Belle Grove Plantation hosted the traveling exhibition "To Be Sold: Virginia and the American Slave Trade" from Wednesday, July 27 through Sunday, September 25, 2016. This exhibit was created by the Library of Virginia with support from the National Endowment for the Humanities.

The exhibit offers a frank exploration of Virginia's role in the business of the second middle passage—the forced relocation of two-thirds of a million African Americans from the Upper South to the Cotton South in the decades before the Civil War. The story of the American slave trade is one of numbers, but it is also the story of individuals whose families were torn apart and whose lives were forever altered.  One such story occurred at Belle Grove.  In researching slavery at Belle Grove Plantation, 1824 advertisement placed by Isaac Hite was found. It advertised a public auction to include horses, cattle, farm implements and “sixty slaves of various ages, in families.” Belle Grove staff and volunteers are searching for information on this sale and what might have happened to the individuals sold.

Through illustrations of paintings, insurance policies, bills of sale, broadsides, and other items drawn largely from the Library of Virginia’s extensive collections, To Be Sold traces what these documents reveal about the slave trade from the time a slaveholder decided to sell a slave through the Richmond market to the moment when the enslaved person was sent south. Three interactive kiosks explore artist Eyre Crowe’s paintings that recorded Virginia’s infamous trade, trace Crowe’s excursion into Richmond’s slave-trading district, and offer interviews with formerly enslaved people.

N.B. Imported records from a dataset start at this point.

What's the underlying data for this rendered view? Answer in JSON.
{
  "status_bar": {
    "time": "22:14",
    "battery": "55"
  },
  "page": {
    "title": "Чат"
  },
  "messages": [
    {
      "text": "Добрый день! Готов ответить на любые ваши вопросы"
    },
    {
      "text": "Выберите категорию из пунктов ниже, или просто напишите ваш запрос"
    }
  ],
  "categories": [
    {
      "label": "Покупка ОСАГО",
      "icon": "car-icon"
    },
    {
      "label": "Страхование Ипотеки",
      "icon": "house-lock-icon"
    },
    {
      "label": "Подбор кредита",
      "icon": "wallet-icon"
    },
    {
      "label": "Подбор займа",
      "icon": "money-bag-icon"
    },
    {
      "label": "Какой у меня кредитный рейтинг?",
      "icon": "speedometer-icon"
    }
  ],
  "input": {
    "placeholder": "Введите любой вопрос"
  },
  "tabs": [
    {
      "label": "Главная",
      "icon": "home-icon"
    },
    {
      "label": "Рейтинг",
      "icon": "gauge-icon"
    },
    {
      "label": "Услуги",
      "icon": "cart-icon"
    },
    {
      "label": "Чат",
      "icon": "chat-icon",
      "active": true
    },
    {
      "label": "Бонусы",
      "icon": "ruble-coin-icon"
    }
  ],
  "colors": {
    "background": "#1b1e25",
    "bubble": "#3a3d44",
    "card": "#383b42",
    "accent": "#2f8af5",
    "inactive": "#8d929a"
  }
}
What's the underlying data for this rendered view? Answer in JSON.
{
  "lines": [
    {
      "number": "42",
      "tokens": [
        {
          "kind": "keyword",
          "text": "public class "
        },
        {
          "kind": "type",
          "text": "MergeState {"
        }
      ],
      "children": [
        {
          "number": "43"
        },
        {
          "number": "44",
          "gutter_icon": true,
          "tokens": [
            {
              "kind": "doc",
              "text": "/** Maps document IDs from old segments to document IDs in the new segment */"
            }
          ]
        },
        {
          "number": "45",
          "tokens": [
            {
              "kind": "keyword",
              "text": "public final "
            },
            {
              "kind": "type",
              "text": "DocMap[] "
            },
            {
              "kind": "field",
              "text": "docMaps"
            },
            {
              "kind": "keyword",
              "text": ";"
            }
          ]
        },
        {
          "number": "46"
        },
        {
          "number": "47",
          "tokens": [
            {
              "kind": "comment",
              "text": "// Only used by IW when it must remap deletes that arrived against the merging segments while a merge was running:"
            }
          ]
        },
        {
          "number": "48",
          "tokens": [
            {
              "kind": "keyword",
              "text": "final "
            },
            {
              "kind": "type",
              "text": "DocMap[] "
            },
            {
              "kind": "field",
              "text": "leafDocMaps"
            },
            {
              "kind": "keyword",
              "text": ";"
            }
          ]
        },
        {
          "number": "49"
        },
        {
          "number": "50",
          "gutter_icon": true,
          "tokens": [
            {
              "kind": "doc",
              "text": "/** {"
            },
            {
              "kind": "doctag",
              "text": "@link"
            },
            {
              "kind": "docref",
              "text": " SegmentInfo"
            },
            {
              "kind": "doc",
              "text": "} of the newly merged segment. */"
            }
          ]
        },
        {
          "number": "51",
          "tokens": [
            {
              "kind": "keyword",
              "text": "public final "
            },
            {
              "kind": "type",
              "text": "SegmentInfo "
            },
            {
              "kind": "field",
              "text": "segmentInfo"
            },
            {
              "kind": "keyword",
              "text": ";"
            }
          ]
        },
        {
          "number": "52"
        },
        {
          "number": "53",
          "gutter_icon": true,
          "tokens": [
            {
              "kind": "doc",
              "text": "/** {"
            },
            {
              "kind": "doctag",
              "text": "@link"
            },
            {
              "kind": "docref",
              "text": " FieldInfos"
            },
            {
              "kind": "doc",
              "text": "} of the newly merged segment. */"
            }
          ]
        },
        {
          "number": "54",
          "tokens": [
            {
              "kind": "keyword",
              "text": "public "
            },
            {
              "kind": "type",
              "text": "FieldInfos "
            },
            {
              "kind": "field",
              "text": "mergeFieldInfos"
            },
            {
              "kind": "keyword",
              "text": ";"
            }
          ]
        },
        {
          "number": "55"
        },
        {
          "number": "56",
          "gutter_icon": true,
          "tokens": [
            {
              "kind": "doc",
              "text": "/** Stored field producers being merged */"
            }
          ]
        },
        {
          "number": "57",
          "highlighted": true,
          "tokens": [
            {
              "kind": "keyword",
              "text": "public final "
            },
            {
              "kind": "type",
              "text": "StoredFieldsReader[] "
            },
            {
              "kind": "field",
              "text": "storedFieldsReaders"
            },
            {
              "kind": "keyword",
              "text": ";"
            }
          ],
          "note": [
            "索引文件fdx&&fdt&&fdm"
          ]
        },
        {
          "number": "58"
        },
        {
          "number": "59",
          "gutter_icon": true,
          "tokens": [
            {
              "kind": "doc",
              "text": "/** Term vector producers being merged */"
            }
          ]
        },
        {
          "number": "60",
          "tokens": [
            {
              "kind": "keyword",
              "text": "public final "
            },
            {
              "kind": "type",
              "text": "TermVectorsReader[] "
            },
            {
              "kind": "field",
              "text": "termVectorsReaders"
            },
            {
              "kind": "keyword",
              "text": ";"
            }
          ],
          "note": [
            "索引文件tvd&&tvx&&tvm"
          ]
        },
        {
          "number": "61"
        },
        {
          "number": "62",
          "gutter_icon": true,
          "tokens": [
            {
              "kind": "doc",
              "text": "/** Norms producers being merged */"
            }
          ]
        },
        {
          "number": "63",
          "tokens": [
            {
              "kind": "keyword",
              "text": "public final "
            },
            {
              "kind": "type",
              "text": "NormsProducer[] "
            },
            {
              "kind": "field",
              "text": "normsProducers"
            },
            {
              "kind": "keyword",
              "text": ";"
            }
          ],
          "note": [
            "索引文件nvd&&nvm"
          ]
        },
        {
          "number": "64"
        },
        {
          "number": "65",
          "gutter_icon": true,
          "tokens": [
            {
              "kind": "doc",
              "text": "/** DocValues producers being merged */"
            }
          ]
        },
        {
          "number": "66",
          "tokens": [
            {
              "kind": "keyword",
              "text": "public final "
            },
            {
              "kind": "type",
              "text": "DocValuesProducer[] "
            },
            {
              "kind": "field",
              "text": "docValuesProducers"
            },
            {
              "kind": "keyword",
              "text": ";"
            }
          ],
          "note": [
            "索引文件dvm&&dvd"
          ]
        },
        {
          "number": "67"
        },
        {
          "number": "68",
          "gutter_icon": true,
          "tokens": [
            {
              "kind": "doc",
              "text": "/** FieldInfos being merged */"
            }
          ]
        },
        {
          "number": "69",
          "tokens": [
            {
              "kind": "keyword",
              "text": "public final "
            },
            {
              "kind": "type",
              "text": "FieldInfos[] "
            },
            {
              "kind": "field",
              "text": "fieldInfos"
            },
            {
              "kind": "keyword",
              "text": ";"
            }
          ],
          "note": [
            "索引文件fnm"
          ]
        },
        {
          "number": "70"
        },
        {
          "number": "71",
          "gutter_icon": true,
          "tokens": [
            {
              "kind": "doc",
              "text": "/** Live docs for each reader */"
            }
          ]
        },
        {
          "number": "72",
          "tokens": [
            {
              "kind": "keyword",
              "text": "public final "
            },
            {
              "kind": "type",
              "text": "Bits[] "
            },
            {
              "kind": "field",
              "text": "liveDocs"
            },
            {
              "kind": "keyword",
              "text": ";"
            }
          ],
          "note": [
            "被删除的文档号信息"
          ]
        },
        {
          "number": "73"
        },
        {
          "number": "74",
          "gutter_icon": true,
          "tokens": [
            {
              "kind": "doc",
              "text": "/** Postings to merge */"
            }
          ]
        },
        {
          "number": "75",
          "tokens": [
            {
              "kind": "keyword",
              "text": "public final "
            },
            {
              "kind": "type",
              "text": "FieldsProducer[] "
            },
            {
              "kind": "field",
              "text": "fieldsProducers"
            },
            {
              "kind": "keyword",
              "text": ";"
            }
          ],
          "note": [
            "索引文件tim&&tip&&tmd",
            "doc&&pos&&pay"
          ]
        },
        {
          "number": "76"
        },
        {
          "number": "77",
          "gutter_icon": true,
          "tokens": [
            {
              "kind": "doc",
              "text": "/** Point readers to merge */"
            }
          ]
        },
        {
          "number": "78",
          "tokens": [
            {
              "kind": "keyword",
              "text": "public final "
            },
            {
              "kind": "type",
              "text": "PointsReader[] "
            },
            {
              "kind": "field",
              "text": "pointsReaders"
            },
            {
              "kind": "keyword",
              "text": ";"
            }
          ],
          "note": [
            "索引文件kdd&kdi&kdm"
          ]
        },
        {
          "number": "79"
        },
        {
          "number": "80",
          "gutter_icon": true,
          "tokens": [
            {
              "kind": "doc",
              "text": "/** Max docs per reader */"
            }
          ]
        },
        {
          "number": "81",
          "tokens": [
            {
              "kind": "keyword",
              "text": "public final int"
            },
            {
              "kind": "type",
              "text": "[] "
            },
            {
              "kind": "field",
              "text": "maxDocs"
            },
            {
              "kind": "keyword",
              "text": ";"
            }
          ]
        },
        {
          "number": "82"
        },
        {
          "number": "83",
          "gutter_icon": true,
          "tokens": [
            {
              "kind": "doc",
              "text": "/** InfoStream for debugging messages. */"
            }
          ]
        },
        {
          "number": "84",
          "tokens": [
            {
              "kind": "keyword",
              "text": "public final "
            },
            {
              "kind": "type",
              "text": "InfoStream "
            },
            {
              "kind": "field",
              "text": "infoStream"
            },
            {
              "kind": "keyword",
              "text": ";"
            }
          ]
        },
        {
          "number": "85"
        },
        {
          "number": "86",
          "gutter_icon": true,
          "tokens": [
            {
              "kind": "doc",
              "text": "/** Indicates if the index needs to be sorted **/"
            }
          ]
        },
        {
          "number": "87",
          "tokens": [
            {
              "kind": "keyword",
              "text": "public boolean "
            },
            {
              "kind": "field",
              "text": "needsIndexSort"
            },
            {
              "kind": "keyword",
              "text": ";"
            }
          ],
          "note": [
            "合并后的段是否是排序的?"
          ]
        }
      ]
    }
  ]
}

In conjunction with the exhibit, Cedar Creek and Belle Grove National Historical Park Ranger Shannon Moeck lead a 30-minute program, Kneading in Silence: A Glimpse Into The Life of Judah the Enslaved Cook in the Belle Grove Winter Kitchen. Born in 1794 and purchased by the Hites in 1817, Judah remained their cook until her death in 1836. This program will be repeated again in 2017 along with other talks that discuss slavery in the Shenandoah Valley. A schedule may be found on the Cedar Creek and Belle Grove National Historical Park website.